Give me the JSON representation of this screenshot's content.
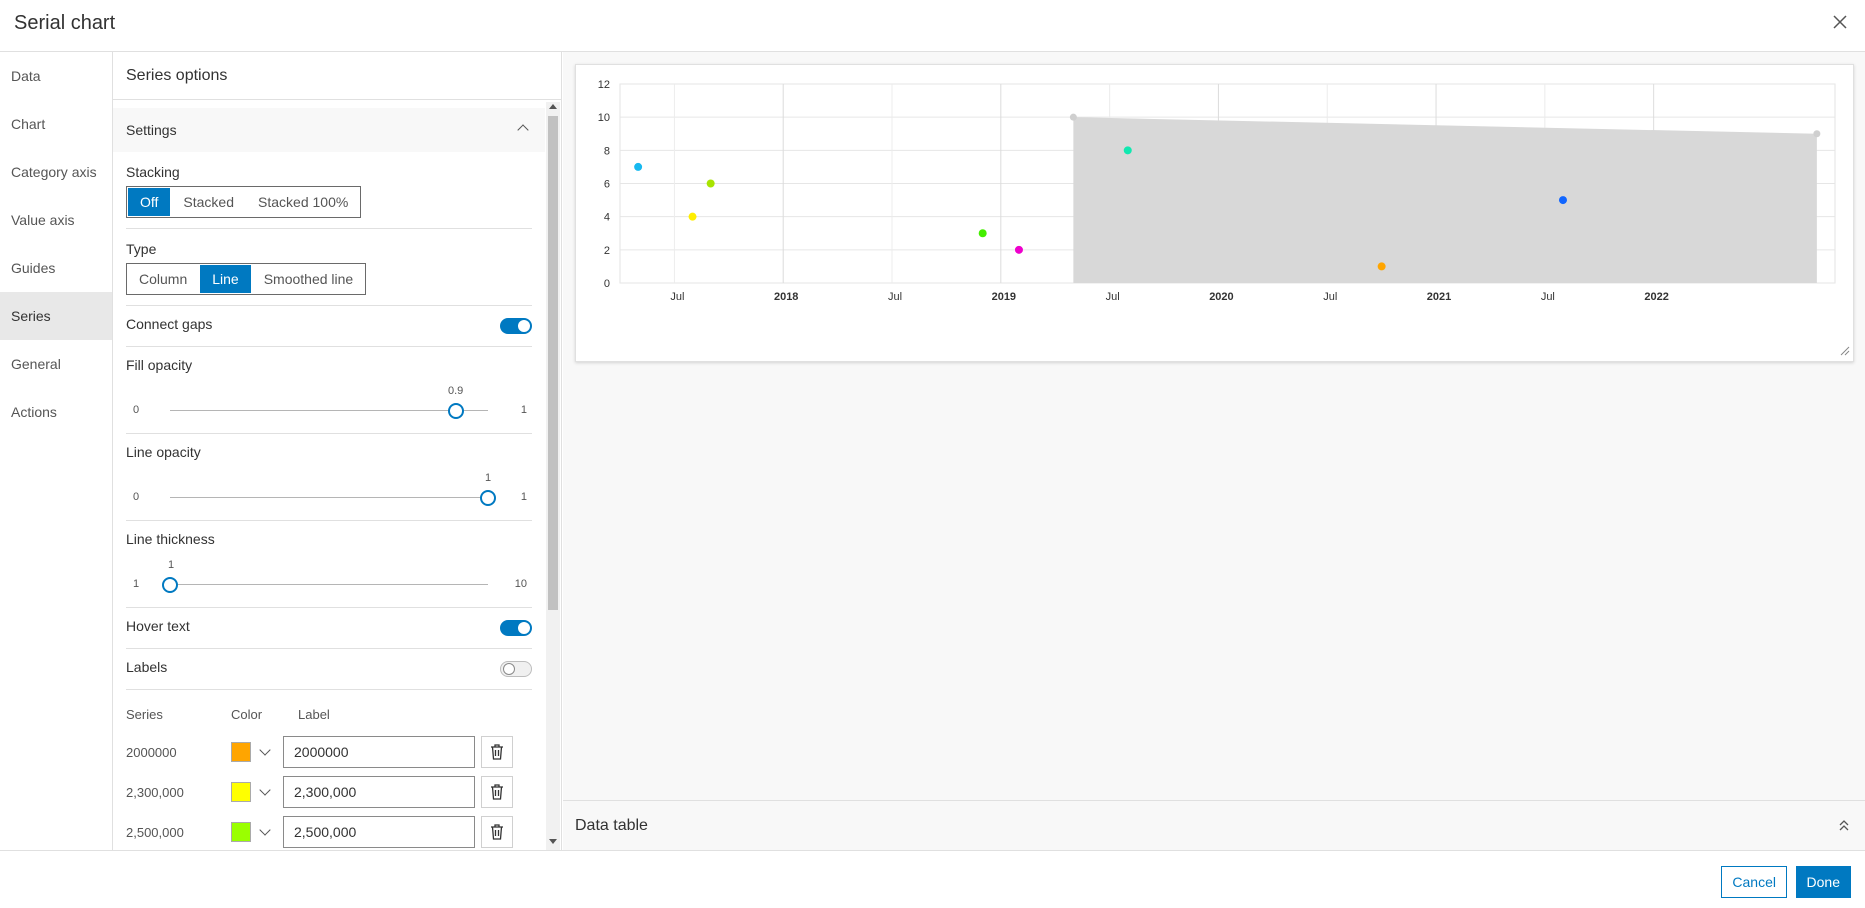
{
  "window": {
    "title": "Serial chart"
  },
  "nav": [
    {
      "label": "Data"
    },
    {
      "label": "Chart"
    },
    {
      "label": "Category axis"
    },
    {
      "label": "Value axis"
    },
    {
      "label": "Guides"
    },
    {
      "label": "Series",
      "active": true
    },
    {
      "label": "General"
    },
    {
      "label": "Actions"
    }
  ],
  "panel": {
    "title": "Series options",
    "settings": {
      "heading": "Settings",
      "stacking": {
        "label": "Stacking",
        "options": [
          "Off",
          "Stacked",
          "Stacked 100%"
        ],
        "selected": "Off"
      },
      "type": {
        "label": "Type",
        "options": [
          "Column",
          "Line",
          "Smoothed line"
        ],
        "selected": "Line"
      },
      "connect_gaps": {
        "label": "Connect gaps",
        "on": true
      },
      "fill_opacity": {
        "label": "Fill opacity",
        "min": "0",
        "max": "1",
        "value": "0.9",
        "fraction": 0.9
      },
      "line_opacity": {
        "label": "Line opacity",
        "min": "0",
        "max": "1",
        "value": "1",
        "fraction": 1.0
      },
      "line_thickness": {
        "label": "Line thickness",
        "min": "1",
        "max": "10",
        "value": "1",
        "fraction": 0.0
      },
      "hover_text": {
        "label": "Hover text",
        "on": true
      },
      "labels": {
        "label": "Labels",
        "on": false
      }
    },
    "series_table": {
      "headers": {
        "series": "Series",
        "color": "Color",
        "label": "Label"
      },
      "rows": [
        {
          "series": "2000000",
          "color": "#ffa500",
          "label": "2000000"
        },
        {
          "series": "2,300,000",
          "color": "#ffff00",
          "label": "2,300,000"
        },
        {
          "series": "2,500,000",
          "color": "#9aff00",
          "label": "2,500,000"
        }
      ]
    }
  },
  "preview": {
    "data_table_label": "Data table"
  },
  "footer": {
    "cancel": "Cancel",
    "done": "Done"
  },
  "chart_data": {
    "type": "scatter",
    "y_ticks": [
      "0",
      "2",
      "4",
      "6",
      "8",
      "10",
      "12"
    ],
    "ylim": [
      0,
      12
    ],
    "x_range": [
      "2017-04",
      "2022-11"
    ],
    "x_ticks": [
      {
        "label": "Jul",
        "date": "2017-07",
        "bold": false
      },
      {
        "label": "2018",
        "date": "2018-01",
        "bold": true
      },
      {
        "label": "Jul",
        "date": "2018-07",
        "bold": false
      },
      {
        "label": "2019",
        "date": "2019-01",
        "bold": true
      },
      {
        "label": "Jul",
        "date": "2019-07",
        "bold": false
      },
      {
        "label": "2020",
        "date": "2020-01",
        "bold": true
      },
      {
        "label": "Jul",
        "date": "2020-07",
        "bold": false
      },
      {
        "label": "2021",
        "date": "2021-01",
        "bold": true
      },
      {
        "label": "Jul",
        "date": "2021-07",
        "bold": false
      },
      {
        "label": "2022",
        "date": "2022-01",
        "bold": true
      }
    ],
    "grid": true,
    "points": [
      {
        "date": "2017-05",
        "y": 7,
        "color": "#17b9f0"
      },
      {
        "date": "2017-08",
        "y": 4,
        "color": "#ffee00"
      },
      {
        "date": "2017-09",
        "y": 6,
        "color": "#a8e400"
      },
      {
        "date": "2018-12",
        "y": 3,
        "color": "#44ee00"
      },
      {
        "date": "2019-02",
        "y": 2,
        "color": "#ee00cc"
      },
      {
        "date": "2019-08",
        "y": 8,
        "color": "#11e8b0"
      },
      {
        "date": "2020-10",
        "y": 1,
        "color": "#ffa500"
      },
      {
        "date": "2021-08",
        "y": 5,
        "color": "#1166ff"
      }
    ],
    "area_series": {
      "color": "#d8d8d8",
      "start": {
        "date": "2019-05",
        "y": 10
      },
      "end": {
        "date": "2022-10",
        "y": 9
      }
    }
  }
}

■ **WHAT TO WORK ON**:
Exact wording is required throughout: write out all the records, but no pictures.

■ **EXERCISE RESPONSE**:
Give me the JSON representation of this screenshot's content.
{
  "window": {
    "title": "Serial chart"
  },
  "nav": [
    {
      "label": "Data"
    },
    {
      "label": "Chart"
    },
    {
      "label": "Category axis"
    },
    {
      "label": "Value axis"
    },
    {
      "label": "Guides"
    },
    {
      "label": "Series",
      "active": true
    },
    {
      "label": "General"
    },
    {
      "label": "Actions"
    }
  ],
  "panel": {
    "title": "Series options",
    "settings": {
      "heading": "Settings",
      "stacking": {
        "label": "Stacking",
        "options": [
          "Off",
          "Stacked",
          "Stacked 100%"
        ],
        "selected": "Off"
      },
      "type": {
        "label": "Type",
        "options": [
          "Column",
          "Line",
          "Smoothed line"
        ],
        "selected": "Line"
      },
      "connect_gaps": {
        "label": "Connect gaps",
        "on": true
      },
      "fill_opacity": {
        "label": "Fill opacity",
        "min": "0",
        "max": "1",
        "value": "0.9",
        "fraction": 0.9
      },
      "line_opacity": {
        "label": "Line opacity",
        "min": "0",
        "max": "1",
        "value": "1",
        "fraction": 1.0
      },
      "line_thickness": {
        "label": "Line thickness",
        "min": "1",
        "max": "10",
        "value": "1",
        "fraction": 0.0
      },
      "hover_text": {
        "label": "Hover text",
        "on": true
      },
      "labels": {
        "label": "Labels",
        "on": false
      }
    },
    "series_table": {
      "headers": {
        "series": "Series",
        "color": "Color",
        "label": "Label"
      },
      "rows": [
        {
          "series": "2000000",
          "color": "#ffa500",
          "label": "2000000"
        },
        {
          "series": "2,300,000",
          "color": "#ffff00",
          "label": "2,300,000"
        },
        {
          "series": "2,500,000",
          "color": "#9aff00",
          "label": "2,500,000"
        }
      ]
    }
  },
  "preview": {
    "data_table_label": "Data table"
  },
  "footer": {
    "cancel": "Cancel",
    "done": "Done"
  },
  "chart_data": {
    "type": "scatter",
    "y_ticks": [
      "0",
      "2",
      "4",
      "6",
      "8",
      "10",
      "12"
    ],
    "ylim": [
      0,
      12
    ],
    "x_range": [
      "2017-04",
      "2022-11"
    ],
    "x_ticks": [
      {
        "label": "Jul",
        "date": "2017-07",
        "bold": false
      },
      {
        "label": "2018",
        "date": "2018-01",
        "bold": true
      },
      {
        "label": "Jul",
        "date": "2018-07",
        "bold": false
      },
      {
        "label": "2019",
        "date": "2019-01",
        "bold": true
      },
      {
        "label": "Jul",
        "date": "2019-07",
        "bold": false
      },
      {
        "label": "2020",
        "date": "2020-01",
        "bold": true
      },
      {
        "label": "Jul",
        "date": "2020-07",
        "bold": false
      },
      {
        "label": "2021",
        "date": "2021-01",
        "bold": true
      },
      {
        "label": "Jul",
        "date": "2021-07",
        "bold": false
      },
      {
        "label": "2022",
        "date": "2022-01",
        "bold": true
      }
    ],
    "grid": true,
    "points": [
      {
        "date": "2017-05",
        "y": 7,
        "color": "#17b9f0"
      },
      {
        "date": "2017-08",
        "y": 4,
        "color": "#ffee00"
      },
      {
        "date": "2017-09",
        "y": 6,
        "color": "#a8e400"
      },
      {
        "date": "2018-12",
        "y": 3,
        "color": "#44ee00"
      },
      {
        "date": "2019-02",
        "y": 2,
        "color": "#ee00cc"
      },
      {
        "date": "2019-08",
        "y": 8,
        "color": "#11e8b0"
      },
      {
        "date": "2020-10",
        "y": 1,
        "color": "#ffa500"
      },
      {
        "date": "2021-08",
        "y": 5,
        "color": "#1166ff"
      }
    ],
    "area_series": {
      "color": "#d8d8d8",
      "start": {
        "date": "2019-05",
        "y": 10
      },
      "end": {
        "date": "2022-10",
        "y": 9
      }
    }
  }
}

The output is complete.